EXERCISE |
All entries below are to be set down again exactly as given.

GIVEN ENTRIES |
──────

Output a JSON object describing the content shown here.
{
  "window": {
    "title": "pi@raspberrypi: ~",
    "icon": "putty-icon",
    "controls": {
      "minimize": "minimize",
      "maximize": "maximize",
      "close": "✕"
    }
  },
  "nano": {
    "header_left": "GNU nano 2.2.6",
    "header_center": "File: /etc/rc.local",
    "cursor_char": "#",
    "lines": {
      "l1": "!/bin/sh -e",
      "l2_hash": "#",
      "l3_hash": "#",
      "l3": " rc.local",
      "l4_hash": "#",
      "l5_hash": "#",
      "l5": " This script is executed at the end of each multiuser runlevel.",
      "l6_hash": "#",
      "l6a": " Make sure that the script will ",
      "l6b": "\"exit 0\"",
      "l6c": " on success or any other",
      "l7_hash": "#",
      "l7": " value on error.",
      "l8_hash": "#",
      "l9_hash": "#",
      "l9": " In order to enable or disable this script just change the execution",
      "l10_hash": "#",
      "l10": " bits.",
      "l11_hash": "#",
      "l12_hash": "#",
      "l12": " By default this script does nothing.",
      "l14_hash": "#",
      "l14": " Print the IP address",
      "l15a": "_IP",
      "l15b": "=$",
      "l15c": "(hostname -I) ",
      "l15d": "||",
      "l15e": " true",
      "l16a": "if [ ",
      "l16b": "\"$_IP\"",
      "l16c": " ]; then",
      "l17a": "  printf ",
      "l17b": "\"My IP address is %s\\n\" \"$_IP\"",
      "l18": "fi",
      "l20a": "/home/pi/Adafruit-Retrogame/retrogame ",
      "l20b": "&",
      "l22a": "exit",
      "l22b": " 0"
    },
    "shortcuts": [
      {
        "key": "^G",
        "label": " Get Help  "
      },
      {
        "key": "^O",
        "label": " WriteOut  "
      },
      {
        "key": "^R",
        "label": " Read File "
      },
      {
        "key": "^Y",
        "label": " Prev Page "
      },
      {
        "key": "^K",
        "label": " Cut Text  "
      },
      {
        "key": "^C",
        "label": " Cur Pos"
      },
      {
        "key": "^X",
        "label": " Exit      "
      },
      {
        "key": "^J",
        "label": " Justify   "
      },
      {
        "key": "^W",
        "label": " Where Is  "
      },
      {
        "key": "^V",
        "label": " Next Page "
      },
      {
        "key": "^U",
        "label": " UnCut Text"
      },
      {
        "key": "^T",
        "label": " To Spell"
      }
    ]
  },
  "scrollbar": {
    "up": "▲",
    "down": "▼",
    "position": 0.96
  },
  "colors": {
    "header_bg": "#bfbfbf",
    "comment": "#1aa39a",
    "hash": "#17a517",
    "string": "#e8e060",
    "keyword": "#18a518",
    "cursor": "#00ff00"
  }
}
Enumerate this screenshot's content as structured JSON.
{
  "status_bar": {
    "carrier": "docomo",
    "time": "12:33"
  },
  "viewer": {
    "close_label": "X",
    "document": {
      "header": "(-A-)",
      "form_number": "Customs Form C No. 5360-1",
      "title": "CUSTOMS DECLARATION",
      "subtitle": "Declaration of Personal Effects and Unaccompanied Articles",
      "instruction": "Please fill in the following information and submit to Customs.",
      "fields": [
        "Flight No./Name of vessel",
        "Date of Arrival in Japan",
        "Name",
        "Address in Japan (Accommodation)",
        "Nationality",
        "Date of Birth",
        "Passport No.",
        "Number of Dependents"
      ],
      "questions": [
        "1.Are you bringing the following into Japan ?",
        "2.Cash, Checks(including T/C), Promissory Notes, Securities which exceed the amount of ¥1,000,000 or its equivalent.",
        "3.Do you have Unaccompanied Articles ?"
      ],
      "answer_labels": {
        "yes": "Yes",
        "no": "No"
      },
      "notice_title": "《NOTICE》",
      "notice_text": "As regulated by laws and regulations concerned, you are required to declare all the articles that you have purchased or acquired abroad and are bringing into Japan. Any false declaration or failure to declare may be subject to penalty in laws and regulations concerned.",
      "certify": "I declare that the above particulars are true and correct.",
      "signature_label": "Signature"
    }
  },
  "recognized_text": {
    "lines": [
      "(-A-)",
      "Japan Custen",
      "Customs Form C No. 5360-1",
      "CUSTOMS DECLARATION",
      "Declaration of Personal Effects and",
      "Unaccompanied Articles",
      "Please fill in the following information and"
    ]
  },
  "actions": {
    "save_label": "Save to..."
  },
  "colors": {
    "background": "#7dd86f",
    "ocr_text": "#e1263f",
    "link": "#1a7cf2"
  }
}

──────

RESPONSE TO THIS EXERCISE |
Output a JSON object describing the content shown here.
{
  "window": {
    "title": "pi@raspberrypi: ~",
    "icon": "putty-icon",
    "controls": {
      "minimize": "minimize",
      "maximize": "maximize",
      "close": "✕"
    }
  },
  "nano": {
    "header_left": "GNU nano 2.2.6",
    "header_center": "File: /etc/rc.local",
    "cursor_char": "#",
    "lines": {
      "l1": "!/bin/sh -e",
      "l2_hash": "#",
      "l3_hash": "#",
      "l3": " rc.local",
      "l4_hash": "#",
      "l5_hash": "#",
      "l5": " This script is executed at the end of each multiuser runlevel.",
      "l6_hash": "#",
      "l6a": " Make sure that the script will ",
      "l6b": "\"exit 0\"",
      "l6c": " on success or any other",
      "l7_hash": "#",
      "l7": " value on error.",
      "l8_hash": "#",
      "l9_hash": "#",
      "l9": " In order to enable or disable this script just change the execution",
      "l10_hash": "#",
      "l10": " bits.",
      "l11_hash": "#",
      "l12_hash": "#",
      "l12": " By default this script does nothing.",
      "l14_hash": "#",
      "l14": " Print the IP address",
      "l15a": "_IP",
      "l15b": "=$",
      "l15c": "(hostname -I) ",
      "l15d": "||",
      "l15e": " true",
      "l16a": "if [ ",
      "l16b": "\"$_IP\"",
      "l16c": " ]; then",
      "l17a": "  printf ",
      "l17b": "\"My IP address is %s\\n\" \"$_IP\"",
      "l18": "fi",
      "l20a": "/home/pi/Adafruit-Retrogame/retrogame ",
      "l20b": "&",
      "l22a": "exit",
      "l22b": " 0"
    },
    "shortcuts": [
      {
        "key": "^G",
        "label": " Get Help  "
      },
      {
        "key": "^O",
        "label": " WriteOut  "
      },
      {
        "key": "^R",
        "label": " Read File "
      },
      {
        "key": "^Y",
        "label": " Prev Page "
      },
      {
        "key": "^K",
        "label": " Cut Text  "
      },
      {
        "key": "^C",
        "label": " Cur Pos"
      },
      {
        "key": "^X",
        "label": " Exit      "
      },
      {
        "key": "^J",
        "label": " Justify   "
      },
      {
        "key": "^W",
        "label": " Where Is  "
      },
      {
        "key": "^V",
        "label": " Next Page "
      },
      {
        "key": "^U",
        "label": " UnCut Text"
      },
      {
        "key": "^T",
        "label": " To Spell"
      }
    ]
  },
  "scrollbar": {
    "up": "▲",
    "down": "▼",
    "position": 0.96
  },
  "colors": {
    "header_bg": "#bfbfbf",
    "comment": "#1aa39a",
    "hash": "#17a517",
    "string": "#e8e060",
    "keyword": "#18a518",
    "cursor": "#00ff00"
  }
}
Enumerate this screenshot's content as structured JSON.
{
  "status_bar": {
    "carrier": "docomo",
    "time": "12:33"
  },
  "viewer": {
    "close_label": "X",
    "document": {
      "header": "(-A-)",
      "form_number": "Customs Form C No. 5360-1",
      "title": "CUSTOMS DECLARATION",
      "subtitle": "Declaration of Personal Effects and Unaccompanied Articles",
      "instruction": "Please fill in the following information and submit to Customs.",
      "fields": [
        "Flight No./Name of vessel",
        "Date of Arrival in Japan",
        "Name",
        "Address in Japan (Accommodation)",
        "Nationality",
        "Date of Birth",
        "Passport No.",
        "Number of Dependents"
      ],
      "questions": [
        "1.Are you bringing the following into Japan ?",
        "2.Cash, Checks(including T/C), Promissory Notes, Securities which exceed the amount of ¥1,000,000 or its equivalent.",
        "3.Do you have Unaccompanied Articles ?"
      ],
      "answer_labels": {
        "yes": "Yes",
        "no": "No"
      },
      "notice_title": "《NOTICE》",
      "notice_text": "As regulated by laws and regulations concerned, you are required to declare all the articles that you have purchased or acquired abroad and are bringing into Japan. Any false declaration or failure to declare may be subject to penalty in laws and regulations concerned.",
      "certify": "I declare that the above particulars are true and correct.",
      "signature_label": "Signature"
    }
  },
  "recognized_text": {
    "lines": [
      "(-A-)",
      "Japan Custen",
      "Customs Form C No. 5360-1",
      "CUSTOMS DECLARATION",
      "Declaration of Personal Effects and",
      "Unaccompanied Articles",
      "Please fill in the following information and"
    ]
  },
  "actions": {
    "save_label": "Save to..."
  },
  "colors": {
    "background": "#7dd86f",
    "ocr_text": "#e1263f",
    "link": "#1a7cf2"
  }
}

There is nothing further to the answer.